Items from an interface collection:
◆ ◆ ◆
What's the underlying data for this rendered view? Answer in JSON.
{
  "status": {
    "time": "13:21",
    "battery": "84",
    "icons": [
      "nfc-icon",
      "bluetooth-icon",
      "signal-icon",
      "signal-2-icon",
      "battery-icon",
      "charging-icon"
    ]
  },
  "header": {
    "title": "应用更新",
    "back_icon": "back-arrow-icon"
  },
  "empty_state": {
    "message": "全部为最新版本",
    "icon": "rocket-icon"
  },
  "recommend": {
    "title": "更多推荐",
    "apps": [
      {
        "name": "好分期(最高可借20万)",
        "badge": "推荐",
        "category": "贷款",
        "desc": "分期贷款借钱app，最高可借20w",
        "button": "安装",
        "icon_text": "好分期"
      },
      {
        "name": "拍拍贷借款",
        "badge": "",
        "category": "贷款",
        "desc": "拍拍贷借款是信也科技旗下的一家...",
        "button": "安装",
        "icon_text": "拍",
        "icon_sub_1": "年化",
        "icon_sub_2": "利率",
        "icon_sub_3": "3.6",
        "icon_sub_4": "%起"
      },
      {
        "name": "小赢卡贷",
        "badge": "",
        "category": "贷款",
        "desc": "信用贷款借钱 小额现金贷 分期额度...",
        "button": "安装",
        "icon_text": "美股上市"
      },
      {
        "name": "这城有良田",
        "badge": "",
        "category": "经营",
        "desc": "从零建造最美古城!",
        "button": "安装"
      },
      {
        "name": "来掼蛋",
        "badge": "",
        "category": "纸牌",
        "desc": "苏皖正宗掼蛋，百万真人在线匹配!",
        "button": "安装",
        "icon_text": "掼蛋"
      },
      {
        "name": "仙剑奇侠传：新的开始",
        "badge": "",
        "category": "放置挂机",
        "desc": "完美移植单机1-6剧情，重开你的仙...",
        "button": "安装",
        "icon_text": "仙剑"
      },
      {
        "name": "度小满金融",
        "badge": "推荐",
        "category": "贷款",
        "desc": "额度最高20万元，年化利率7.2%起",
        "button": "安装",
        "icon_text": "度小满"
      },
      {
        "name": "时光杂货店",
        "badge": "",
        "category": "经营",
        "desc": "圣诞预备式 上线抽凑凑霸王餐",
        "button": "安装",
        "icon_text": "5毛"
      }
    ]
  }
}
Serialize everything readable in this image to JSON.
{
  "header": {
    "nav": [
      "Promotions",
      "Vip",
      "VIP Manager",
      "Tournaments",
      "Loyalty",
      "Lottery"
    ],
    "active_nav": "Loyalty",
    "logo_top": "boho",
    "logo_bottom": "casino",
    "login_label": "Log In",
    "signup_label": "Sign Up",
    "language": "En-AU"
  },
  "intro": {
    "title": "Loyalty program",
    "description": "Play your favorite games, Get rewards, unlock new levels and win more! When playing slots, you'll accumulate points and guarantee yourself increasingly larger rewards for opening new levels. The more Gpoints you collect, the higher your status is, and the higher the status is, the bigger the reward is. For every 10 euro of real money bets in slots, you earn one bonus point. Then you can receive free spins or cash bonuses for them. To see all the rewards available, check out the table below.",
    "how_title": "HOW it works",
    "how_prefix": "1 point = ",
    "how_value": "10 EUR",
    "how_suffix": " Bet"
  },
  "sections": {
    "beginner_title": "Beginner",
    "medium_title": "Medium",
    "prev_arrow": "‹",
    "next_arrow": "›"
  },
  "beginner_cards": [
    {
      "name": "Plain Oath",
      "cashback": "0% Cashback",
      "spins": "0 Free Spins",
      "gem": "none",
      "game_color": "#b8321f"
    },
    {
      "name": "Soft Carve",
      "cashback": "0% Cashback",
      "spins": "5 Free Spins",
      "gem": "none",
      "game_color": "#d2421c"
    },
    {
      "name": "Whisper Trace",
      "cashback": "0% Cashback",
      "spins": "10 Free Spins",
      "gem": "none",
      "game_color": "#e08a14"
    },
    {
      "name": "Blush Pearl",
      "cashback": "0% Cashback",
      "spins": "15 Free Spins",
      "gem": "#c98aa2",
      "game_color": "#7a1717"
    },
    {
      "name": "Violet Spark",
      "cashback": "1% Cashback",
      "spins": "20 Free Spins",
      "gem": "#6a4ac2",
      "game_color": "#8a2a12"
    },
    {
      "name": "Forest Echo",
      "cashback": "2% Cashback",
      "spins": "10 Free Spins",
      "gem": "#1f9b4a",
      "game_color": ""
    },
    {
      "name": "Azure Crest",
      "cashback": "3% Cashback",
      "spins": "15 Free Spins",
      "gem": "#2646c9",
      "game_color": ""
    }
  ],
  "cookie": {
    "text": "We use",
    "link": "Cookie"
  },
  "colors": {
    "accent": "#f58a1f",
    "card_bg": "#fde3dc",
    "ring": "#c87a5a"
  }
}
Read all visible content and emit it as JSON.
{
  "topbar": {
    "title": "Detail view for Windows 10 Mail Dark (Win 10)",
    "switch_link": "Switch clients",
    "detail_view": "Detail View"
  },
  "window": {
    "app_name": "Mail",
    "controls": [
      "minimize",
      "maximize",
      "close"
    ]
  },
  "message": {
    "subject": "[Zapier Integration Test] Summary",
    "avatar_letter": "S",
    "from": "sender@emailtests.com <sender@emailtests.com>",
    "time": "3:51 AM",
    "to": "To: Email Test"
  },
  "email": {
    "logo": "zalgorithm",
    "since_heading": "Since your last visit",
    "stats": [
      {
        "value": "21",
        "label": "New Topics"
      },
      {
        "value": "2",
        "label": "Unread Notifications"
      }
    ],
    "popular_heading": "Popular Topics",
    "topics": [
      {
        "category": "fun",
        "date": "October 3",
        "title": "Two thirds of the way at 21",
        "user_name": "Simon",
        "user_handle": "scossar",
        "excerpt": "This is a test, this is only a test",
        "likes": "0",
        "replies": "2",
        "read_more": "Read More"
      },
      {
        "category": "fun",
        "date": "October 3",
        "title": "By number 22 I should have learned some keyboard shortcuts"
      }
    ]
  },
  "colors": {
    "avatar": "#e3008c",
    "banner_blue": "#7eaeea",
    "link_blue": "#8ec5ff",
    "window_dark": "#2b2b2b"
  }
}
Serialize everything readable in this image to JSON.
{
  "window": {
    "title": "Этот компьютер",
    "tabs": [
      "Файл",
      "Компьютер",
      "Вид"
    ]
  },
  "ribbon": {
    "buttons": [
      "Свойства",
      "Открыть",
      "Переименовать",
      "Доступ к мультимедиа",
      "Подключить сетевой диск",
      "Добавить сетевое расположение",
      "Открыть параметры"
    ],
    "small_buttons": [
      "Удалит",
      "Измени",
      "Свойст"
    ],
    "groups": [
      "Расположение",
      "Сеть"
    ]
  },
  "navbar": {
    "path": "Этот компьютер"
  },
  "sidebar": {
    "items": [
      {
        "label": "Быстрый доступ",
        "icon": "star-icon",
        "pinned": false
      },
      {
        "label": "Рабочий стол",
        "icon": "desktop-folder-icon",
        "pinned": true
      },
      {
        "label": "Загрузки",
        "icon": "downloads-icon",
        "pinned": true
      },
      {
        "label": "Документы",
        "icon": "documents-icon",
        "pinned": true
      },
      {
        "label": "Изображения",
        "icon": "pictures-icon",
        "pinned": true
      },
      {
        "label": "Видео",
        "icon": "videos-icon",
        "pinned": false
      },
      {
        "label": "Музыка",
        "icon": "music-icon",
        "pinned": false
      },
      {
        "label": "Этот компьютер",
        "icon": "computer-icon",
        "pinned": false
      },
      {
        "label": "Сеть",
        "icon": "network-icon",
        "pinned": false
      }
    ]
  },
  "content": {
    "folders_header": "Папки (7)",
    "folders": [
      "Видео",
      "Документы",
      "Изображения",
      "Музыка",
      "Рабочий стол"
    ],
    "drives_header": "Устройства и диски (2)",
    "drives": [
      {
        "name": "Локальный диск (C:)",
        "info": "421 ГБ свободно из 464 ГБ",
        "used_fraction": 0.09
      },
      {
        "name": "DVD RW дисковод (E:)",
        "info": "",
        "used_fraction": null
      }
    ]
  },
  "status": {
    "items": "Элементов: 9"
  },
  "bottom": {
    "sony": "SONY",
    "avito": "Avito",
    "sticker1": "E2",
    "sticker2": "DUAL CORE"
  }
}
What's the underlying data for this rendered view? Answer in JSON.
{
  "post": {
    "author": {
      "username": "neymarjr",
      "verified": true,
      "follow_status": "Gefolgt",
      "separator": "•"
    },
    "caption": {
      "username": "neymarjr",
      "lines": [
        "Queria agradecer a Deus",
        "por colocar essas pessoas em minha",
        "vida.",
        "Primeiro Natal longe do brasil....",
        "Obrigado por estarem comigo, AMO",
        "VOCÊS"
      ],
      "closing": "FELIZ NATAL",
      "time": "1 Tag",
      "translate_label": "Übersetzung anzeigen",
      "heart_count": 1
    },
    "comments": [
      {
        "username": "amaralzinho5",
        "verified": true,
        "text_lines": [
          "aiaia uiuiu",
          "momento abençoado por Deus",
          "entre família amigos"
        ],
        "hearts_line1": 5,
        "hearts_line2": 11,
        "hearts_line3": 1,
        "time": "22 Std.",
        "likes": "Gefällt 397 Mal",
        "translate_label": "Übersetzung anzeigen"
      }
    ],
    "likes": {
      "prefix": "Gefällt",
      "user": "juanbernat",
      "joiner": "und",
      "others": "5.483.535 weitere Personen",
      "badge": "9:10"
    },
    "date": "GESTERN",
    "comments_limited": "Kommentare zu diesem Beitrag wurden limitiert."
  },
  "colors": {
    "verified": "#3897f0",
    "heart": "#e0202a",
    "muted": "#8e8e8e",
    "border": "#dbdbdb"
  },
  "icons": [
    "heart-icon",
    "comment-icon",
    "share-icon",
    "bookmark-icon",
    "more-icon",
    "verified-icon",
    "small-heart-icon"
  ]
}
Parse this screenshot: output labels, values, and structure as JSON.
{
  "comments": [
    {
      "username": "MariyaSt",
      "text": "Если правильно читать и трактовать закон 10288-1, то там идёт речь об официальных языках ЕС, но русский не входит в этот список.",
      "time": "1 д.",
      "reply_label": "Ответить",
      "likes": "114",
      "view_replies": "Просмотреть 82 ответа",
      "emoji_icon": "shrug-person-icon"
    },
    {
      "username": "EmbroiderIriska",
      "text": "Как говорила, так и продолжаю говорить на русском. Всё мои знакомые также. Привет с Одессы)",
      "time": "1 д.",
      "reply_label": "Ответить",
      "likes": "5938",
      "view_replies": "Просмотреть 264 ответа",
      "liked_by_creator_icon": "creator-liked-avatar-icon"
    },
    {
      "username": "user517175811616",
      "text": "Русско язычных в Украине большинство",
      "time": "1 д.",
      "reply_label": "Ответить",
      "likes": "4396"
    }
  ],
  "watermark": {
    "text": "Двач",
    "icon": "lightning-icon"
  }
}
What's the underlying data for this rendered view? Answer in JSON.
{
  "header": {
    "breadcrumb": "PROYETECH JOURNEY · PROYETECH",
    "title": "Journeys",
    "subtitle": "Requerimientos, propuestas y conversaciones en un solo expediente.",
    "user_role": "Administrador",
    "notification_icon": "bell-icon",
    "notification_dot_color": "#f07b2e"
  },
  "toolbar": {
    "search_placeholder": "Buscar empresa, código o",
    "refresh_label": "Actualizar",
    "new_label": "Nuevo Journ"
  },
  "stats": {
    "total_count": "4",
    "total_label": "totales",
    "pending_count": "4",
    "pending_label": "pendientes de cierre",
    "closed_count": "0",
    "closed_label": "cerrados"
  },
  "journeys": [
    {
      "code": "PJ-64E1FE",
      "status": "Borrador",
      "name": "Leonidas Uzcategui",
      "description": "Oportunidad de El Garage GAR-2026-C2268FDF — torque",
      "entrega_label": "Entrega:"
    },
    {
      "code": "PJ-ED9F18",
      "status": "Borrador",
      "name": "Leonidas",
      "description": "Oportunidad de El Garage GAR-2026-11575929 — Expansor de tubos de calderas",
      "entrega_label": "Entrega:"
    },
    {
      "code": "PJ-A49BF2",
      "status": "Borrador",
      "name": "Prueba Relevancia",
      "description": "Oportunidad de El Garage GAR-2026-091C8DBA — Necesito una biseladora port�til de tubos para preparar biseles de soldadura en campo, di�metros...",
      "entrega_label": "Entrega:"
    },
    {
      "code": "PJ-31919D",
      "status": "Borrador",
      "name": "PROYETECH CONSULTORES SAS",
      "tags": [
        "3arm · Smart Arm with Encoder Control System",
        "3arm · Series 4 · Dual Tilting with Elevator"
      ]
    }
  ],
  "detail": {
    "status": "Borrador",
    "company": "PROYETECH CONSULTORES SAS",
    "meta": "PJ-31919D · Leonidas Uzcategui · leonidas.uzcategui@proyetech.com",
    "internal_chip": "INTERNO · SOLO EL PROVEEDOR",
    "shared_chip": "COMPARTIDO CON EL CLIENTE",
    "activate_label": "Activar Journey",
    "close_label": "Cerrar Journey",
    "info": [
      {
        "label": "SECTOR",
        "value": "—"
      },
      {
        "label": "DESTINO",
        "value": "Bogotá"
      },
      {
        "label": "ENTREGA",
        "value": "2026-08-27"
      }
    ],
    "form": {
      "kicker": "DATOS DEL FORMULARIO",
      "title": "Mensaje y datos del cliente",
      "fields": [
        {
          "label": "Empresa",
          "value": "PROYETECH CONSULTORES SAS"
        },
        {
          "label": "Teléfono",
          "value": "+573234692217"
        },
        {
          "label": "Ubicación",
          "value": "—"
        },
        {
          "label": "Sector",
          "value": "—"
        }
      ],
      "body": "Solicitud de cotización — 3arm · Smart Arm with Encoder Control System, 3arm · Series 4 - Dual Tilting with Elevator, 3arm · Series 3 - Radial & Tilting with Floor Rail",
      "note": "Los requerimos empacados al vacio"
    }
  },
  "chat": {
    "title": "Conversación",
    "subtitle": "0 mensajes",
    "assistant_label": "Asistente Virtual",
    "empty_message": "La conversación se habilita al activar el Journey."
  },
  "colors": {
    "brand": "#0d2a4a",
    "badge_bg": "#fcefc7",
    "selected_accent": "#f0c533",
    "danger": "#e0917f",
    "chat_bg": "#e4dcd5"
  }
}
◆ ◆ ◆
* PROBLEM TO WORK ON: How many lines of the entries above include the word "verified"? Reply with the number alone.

* RESULT: 4